During Friday’s hearing, however, state prosecutors, led by 229th Assistant District Attorney Gilberto Hernandez Solano, called on two witnesses who testified that at the time Garcia made those statements, he was not under arrest.

The first witness, Brian Rosa, is a former police officer with the Rio Grande City Police Department who now works for the Mission Police Department. He testified that he conducted a traffic stop of Garcia on Aug. 11, 2017, for speeding after receiving a text message from his supervisor to be on the lookout for the vehicle that Garcia was driving that day.

The traffic stop was captured on Rosa’s body camera, the footage of which was shown through two videos on Friday.

The first video showed Rosa walking up to Garcia’s car, explaining the reason for the traffic stop, and asking Garcia to exit the vehicle.

In the second video, Garcia is seen being placed in handcuffs so he could be transported to the sheriff’s office.

Rosa testified that placing an individual in handcuffs was standard practice for anyone being transported, regardless of whether that individual was arrested or not.

He also testified that Garcia had voluntarily agreed to be transported to the sheriff’s office but that was not captured on the body camera. When questioned by Ricardo “Rick” Salinas, one of Garcia’s defense attorneys, Rosa said that if Garcia had asked to leave, the officers would have let him go as he was not under arrest and they did not have an arrest warrant for him.

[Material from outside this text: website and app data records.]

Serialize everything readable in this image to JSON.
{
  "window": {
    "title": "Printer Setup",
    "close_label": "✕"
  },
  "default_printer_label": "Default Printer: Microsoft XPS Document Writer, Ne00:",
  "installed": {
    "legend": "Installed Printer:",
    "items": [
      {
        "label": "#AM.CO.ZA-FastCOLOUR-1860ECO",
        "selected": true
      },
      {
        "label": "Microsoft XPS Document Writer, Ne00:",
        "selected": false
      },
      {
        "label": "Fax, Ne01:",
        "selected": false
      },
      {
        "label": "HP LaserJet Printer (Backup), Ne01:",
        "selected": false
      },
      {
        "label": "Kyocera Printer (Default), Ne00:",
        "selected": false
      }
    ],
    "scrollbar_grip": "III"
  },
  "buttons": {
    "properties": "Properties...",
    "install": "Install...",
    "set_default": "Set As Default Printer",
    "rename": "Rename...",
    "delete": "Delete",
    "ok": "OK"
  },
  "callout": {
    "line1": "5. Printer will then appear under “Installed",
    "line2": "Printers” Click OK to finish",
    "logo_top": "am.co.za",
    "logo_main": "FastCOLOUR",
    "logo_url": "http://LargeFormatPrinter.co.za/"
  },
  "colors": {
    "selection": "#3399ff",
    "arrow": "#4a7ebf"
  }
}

The second witness, Gumaro Treviño Jr. — a Starr County sheriff’s deputy — agreed that if Garcia had asked to be released, the officers would have let him go and that the sheriff’s office, too, had a policy of restraining anyone they transport in their units for safety purposes.

In video footage capturing the interior of Treviño’s unit, he is seen calling for a wrecker to take Garcia’s vehicle to a car lot belonging to the sheriff’s office.

During cross-examination, Salinas questioned why they needed a wrecker, suggesting law enforcement knew ahead of time they would be detaining Garcia.

“So it’s fair to say that, in your mind, you knew he wasn’t going to get released and come back to pick up the vehicle, right?” Salinas said.

“He wasn’t under arrest,” Treviño replied.

But Salinas pressed on asking why they would need a wrecker unless they intended to hold and not release Garcia.

“That was all I was advised, sir,” Treviño said.

Salinas asked if he was instructed to find probable cause to detain Garcial, to which Treviño said he was.

“The goal that day at that briefing was to stop him; find probable cause, correct? To stop him?” Salinas said.

“Yes, sir,” Treviño said.

On re-direct, Hernandez Solano asked Treviño if they were asked to create probable cause.

“Were you asked to find probable cause or to make probable cause?” Hernandez Solano asked.

“Find probable cause,” Treviño replied.

The hearing on the motion to suppress is expected to continue after jury selection on Monday, after which the judge will likely rule on whether to allow those statements to be presented during trial.

The trial itself is expected to begin on Tuesday.